* [To do] Search the entries for the word "music" and copy each line that has it.

* [Exercise input]
⟨

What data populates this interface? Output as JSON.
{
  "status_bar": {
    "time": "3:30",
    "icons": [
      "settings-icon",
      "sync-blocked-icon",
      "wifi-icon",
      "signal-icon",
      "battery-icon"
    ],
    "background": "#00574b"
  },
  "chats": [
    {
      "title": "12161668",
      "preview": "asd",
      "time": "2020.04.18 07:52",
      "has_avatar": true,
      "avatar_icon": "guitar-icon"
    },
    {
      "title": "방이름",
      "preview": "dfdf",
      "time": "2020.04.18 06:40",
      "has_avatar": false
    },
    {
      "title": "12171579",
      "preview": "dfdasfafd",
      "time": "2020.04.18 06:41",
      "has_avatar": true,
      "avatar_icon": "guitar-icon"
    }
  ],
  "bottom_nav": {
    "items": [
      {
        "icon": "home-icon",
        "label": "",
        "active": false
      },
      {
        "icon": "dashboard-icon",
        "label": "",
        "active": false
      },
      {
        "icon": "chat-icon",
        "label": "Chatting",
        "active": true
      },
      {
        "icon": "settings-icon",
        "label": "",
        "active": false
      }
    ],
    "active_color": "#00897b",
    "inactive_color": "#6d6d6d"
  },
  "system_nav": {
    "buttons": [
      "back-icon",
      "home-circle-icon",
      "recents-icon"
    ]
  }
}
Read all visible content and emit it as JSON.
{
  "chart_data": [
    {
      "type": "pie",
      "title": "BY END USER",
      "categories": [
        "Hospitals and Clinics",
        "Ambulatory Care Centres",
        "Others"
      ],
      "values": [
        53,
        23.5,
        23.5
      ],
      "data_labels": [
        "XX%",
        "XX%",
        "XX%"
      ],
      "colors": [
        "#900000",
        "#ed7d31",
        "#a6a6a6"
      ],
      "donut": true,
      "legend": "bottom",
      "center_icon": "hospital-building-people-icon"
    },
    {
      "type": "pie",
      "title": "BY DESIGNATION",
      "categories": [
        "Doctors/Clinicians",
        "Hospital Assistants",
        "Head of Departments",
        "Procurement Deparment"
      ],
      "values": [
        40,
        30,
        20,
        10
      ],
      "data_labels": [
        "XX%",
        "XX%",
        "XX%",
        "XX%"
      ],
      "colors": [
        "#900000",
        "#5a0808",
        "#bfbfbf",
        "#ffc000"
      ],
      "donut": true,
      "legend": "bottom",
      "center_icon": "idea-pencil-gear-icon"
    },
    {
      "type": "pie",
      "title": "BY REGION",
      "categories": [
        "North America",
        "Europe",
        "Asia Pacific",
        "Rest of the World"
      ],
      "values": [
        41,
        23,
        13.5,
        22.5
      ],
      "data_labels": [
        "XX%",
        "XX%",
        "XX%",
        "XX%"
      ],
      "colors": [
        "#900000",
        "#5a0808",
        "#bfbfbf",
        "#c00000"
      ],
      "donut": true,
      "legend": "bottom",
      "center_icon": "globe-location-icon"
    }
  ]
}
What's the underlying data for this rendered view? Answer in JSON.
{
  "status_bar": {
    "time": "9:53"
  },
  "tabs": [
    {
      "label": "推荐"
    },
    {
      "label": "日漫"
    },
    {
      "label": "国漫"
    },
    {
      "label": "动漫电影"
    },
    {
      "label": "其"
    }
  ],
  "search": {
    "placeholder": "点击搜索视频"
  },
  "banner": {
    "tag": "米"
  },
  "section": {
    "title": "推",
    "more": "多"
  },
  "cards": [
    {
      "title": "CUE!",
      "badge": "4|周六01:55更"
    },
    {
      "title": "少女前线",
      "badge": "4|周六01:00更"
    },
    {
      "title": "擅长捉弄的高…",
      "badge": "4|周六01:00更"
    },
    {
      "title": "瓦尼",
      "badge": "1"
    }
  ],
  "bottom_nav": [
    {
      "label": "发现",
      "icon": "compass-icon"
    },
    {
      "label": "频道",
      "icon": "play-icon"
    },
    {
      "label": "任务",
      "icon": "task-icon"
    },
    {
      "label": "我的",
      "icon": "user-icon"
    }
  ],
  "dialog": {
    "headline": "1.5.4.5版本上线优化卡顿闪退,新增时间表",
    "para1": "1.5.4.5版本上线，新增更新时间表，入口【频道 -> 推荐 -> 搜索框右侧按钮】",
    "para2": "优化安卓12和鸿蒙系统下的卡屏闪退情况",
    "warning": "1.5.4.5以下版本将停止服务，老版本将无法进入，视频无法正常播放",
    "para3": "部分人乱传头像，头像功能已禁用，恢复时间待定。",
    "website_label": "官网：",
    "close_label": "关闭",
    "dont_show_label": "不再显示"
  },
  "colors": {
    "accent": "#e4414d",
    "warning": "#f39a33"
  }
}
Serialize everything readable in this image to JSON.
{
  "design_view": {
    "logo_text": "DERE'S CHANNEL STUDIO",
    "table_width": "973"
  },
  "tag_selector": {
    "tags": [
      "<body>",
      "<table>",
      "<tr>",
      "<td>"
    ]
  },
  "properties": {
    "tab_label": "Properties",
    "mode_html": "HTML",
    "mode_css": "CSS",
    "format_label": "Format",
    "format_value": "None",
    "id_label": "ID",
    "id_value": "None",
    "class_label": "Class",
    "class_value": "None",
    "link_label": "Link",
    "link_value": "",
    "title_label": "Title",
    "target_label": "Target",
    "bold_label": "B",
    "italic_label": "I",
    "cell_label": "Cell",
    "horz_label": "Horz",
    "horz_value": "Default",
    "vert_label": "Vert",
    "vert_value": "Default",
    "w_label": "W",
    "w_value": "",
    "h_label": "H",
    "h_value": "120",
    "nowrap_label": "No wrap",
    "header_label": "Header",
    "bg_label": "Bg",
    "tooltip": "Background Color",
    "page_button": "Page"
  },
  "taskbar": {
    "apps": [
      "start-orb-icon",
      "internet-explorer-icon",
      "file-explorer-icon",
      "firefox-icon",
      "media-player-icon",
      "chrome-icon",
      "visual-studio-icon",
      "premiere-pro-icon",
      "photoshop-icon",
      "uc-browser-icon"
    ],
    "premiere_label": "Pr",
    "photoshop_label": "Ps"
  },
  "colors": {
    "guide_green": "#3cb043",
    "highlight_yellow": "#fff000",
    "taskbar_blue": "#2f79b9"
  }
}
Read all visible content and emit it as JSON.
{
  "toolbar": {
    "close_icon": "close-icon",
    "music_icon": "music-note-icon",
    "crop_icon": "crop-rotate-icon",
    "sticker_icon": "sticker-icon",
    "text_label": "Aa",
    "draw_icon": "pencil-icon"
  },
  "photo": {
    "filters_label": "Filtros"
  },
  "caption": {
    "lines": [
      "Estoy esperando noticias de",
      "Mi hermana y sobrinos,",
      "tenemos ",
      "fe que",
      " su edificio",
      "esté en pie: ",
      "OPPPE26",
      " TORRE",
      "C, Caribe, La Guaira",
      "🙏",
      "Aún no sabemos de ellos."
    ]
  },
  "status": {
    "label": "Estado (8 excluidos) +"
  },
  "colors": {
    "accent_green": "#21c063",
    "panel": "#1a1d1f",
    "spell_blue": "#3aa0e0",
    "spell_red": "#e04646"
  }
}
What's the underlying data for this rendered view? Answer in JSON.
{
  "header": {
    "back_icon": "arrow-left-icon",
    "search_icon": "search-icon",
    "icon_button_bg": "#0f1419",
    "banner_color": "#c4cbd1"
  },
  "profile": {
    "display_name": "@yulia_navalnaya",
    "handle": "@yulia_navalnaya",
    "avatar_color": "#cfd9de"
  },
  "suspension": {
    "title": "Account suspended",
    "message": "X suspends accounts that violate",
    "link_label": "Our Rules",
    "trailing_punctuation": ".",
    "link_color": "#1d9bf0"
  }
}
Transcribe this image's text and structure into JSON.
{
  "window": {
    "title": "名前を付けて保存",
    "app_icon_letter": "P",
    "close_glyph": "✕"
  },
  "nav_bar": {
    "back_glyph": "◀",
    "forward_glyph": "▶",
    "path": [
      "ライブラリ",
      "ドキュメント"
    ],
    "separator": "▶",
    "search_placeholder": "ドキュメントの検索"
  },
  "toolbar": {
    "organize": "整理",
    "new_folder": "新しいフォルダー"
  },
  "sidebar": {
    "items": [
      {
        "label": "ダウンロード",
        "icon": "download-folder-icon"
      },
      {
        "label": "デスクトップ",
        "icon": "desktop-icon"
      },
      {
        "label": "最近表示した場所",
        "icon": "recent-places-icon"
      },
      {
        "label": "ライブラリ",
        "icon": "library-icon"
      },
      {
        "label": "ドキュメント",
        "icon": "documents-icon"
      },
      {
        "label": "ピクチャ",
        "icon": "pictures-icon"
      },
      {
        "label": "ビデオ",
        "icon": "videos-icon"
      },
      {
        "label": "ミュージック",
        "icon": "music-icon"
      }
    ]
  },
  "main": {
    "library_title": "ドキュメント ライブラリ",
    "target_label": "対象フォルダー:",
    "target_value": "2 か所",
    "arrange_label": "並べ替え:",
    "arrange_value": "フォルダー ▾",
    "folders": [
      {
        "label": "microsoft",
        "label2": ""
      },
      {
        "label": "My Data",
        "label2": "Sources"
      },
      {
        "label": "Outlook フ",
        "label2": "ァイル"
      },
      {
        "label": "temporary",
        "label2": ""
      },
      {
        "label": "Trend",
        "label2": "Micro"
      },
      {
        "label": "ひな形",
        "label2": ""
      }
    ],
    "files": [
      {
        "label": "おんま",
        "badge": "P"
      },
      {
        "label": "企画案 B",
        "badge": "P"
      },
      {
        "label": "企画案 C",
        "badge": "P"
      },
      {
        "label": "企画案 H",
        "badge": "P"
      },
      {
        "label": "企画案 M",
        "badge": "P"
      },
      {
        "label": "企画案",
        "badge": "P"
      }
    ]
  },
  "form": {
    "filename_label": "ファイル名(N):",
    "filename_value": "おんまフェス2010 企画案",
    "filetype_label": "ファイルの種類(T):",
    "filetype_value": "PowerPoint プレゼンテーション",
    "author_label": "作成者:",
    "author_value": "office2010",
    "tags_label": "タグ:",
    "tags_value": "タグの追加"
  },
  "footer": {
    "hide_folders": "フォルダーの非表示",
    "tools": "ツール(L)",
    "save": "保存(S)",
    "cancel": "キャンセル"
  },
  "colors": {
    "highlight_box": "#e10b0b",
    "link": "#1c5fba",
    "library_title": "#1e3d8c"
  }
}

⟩

* [Worked solution]
    "music_icon": "music-note-icon",
        "icon": "music-icon"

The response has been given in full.